But as the career expert Alyssa Gelbard points out: "Past work experience that might not appear to be directly relevant to the job at hand might show another dimension, depth, ability, or skill that actually is relevant or applicable.(This is why we spent a little extra time expanding on Cover Letter Format in our companion guide, “Best Cover Letter Format Guide for 2017.” Click the link to check it out now!) The next question you might be asking yourself is, “How long should a cover letter be?"Only include this experience if it really showcases additional skills that can translate to the position you're applying for." Don't include your marital status, religious preference, or Social Security number (if you're applying for a job in America).This might have been the standard in the past, but this information is now illegal or highly discouraged for your employer to ask from you, so there's no need to include it. If it's not relevant to the job you're applying for, it's a waste of space and a waste of the company's time.
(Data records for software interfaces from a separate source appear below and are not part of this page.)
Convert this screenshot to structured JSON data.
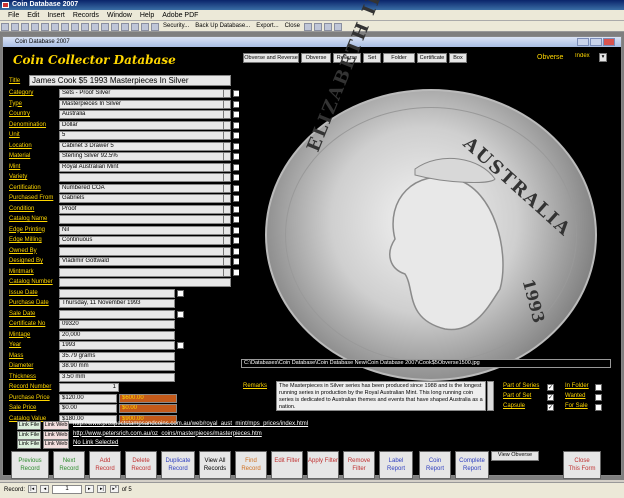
{
  "app": {
    "title": "Coin Database 2007",
    "menus": [
      "File",
      "Edit",
      "Insert",
      "Records",
      "Window",
      "Help",
      "Adobe PDF"
    ],
    "toolbar_text": [
      "Security...",
      "Back Up Database...",
      "Export...",
      "Close"
    ]
  },
  "form": {
    "window_title": "Coin Database 2007",
    "heading": "Coin Collector Database",
    "top_buttons": [
      "Obverse and Reverse",
      "Obverse",
      "Reverse",
      "Set",
      "Folder Cover",
      "Certificate",
      "Box"
    ],
    "view_label": "Obverse",
    "index_label": "Index",
    "title_label": "Title",
    "title_value": "James Cook $5 1993 Masterpieces In Silver"
  },
  "fields": [
    {
      "label": "Category",
      "value": "Sets - Proof Silver"
    },
    {
      "label": "Type",
      "value": "Masterpieces In Silver"
    },
    {
      "label": "Country",
      "value": "Australia"
    },
    {
      "label": "Denomination",
      "value": "Dollar"
    },
    {
      "label": "Unit",
      "value": "5"
    },
    {
      "label": "Location",
      "value": "Cabinet 3 Drawer 5"
    },
    {
      "label": "Material",
      "value": "Sterling Silver 92.5%"
    },
    {
      "label": "Mint",
      "value": "Royal Australian Mint"
    },
    {
      "label": "Variety",
      "value": ""
    },
    {
      "label": "Certification",
      "value": "Numbered COA"
    },
    {
      "label": "Purchased From",
      "value": "Gabriels"
    },
    {
      "label": "Condition",
      "value": "Proof"
    },
    {
      "label": "Catalog Name",
      "value": ""
    },
    {
      "label": "Edge Printing",
      "value": "Nil"
    },
    {
      "label": "Edge Milling",
      "value": "Continuous"
    },
    {
      "label": "Owned By",
      "value": ""
    },
    {
      "label": "Designed By",
      "value": "Vladimir Gottwald"
    },
    {
      "label": "Mintmark",
      "value": ""
    }
  ],
  "fields2": [
    {
      "label": "Catalog Number",
      "value": ""
    },
    {
      "label": "Issue Date",
      "value": ""
    },
    {
      "label": "Purchase Date",
      "value": "Thursday, 11 November 1993"
    },
    {
      "label": "Sale Date",
      "value": ""
    },
    {
      "label": "Certificate No",
      "value": "09320"
    },
    {
      "label": "Mintage",
      "value": "20,000"
    },
    {
      "label": "Year",
      "value": "1993"
    },
    {
      "label": "Mass",
      "value": "35.79 grams"
    },
    {
      "label": "Diameter",
      "value": "38.90 mm"
    },
    {
      "label": "Thickness",
      "value": "3.50 mm"
    }
  ],
  "record": {
    "label": "Record Number",
    "value": "1"
  },
  "prices": [
    {
      "label": "Purchase Price",
      "value": "$120.00",
      "value2": "$600.00"
    },
    {
      "label": "Sale Price",
      "value": "$0.00",
      "value2": "$0.00"
    },
    {
      "label": "Catalog Value",
      "value": "$180.00",
      "value2": "$900.00"
    }
  ],
  "coin": {
    "legend_left": "ELIZABETH II",
    "legend_right": "AUSTRALIA",
    "year": "1993"
  },
  "image_path": "C:\\Databases\\Coin Database\\Coin Database New\\Coin Database 2007\\Cook$5Obverse1500.jpg",
  "remarks": {
    "label": "Remarks",
    "text": "The Masterpieces in Silver series has been produced since 1988 and is the longest running series in production by the Royal Australian Mint. This long running coin series is dedicated to Australian themes and events that have shaped Australia as a nation."
  },
  "flags": [
    {
      "label": "Part of Series",
      "checked": "✓"
    },
    {
      "label": "Part of Set",
      "checked": "✓"
    },
    {
      "label": "Capsule",
      "checked": "✓"
    },
    {
      "label": "In Folder",
      "checked": ""
    },
    {
      "label": "Wanted",
      "checked": ""
    },
    {
      "label": "For Sale",
      "checked": ""
    }
  ],
  "links": [
    {
      "file": "Link File",
      "web": "Link Web",
      "url": "http://www.prospectstampsandcoins.com.au/web/royal_aust_mint/mps_prices/index.html"
    },
    {
      "file": "Link File",
      "web": "Link Web",
      "url": "http://www.petersrich.com.au/oz_coins/masterpieces/masterpieces.htm"
    },
    {
      "file": "Link File",
      "web": "Link Web",
      "url": "No Link Selected"
    }
  ],
  "view_obverse_button": "View Obverse",
  "nav_buttons": [
    {
      "l1": "Previous",
      "l2": "Record",
      "color": "#2a8a2a"
    },
    {
      "l1": "Next",
      "l2": "Record",
      "color": "#2a8a2a"
    },
    {
      "l1": "Add",
      "l2": "Record",
      "color": "#c03030"
    },
    {
      "l1": "Delete",
      "l2": "Record",
      "color": "#c03030"
    },
    {
      "l1": "Duplicate",
      "l2": "Record",
      "color": "#3040c0"
    },
    {
      "l1": "View All",
      "l2": "Records",
      "color": "#000000"
    },
    {
      "l1": "Find",
      "l2": "Record",
      "color": "#d07020"
    },
    {
      "l1": "Edit Filter",
      "l2": "",
      "color": "#c03030"
    },
    {
      "l1": "Apply Filter",
      "l2": "",
      "color": "#c03030"
    },
    {
      "l1": "Remove",
      "l2": "Filter",
      "color": "#c03030"
    },
    {
      "l1": "Label",
      "l2": "Report",
      "color": "#3040c0"
    },
    {
      "l1": "Coin",
      "l2": "Report",
      "color": "#3040c0"
    },
    {
      "l1": "Complete",
      "l2": "Report",
      "color": "#3040c0"
    },
    {
      "l1": "Close",
      "l2": "This Form",
      "color": "#c03030"
    }
  ],
  "status": {
    "record_label": "Record:",
    "current": "1",
    "of": "of 5"
  }
}
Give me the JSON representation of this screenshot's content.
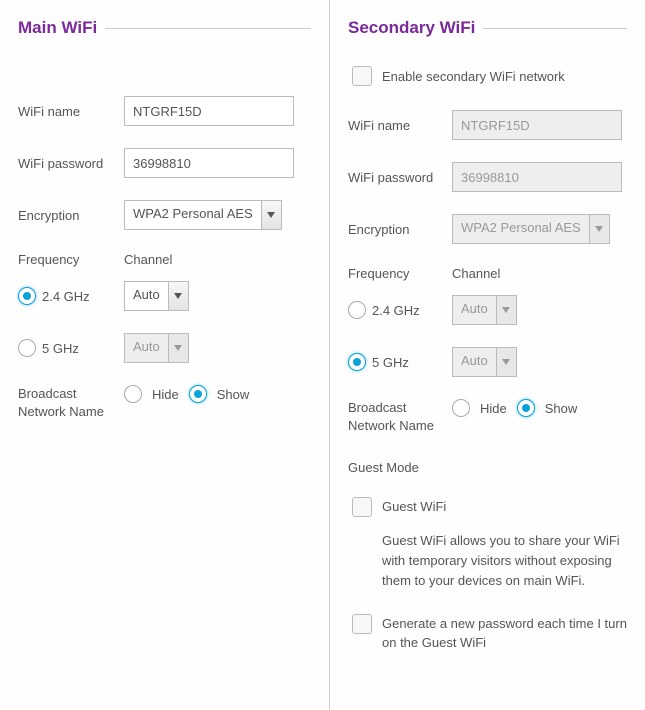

Rosemary Haefner, chief human-resources officer at Career Builder, says these lies may be “misguided attempts to compensate for lacking 100 per cent of the qualifications specified in the job posting.” But Haefner says candidates should concentrate on the skills they can offer, rather than the skills they can't offer.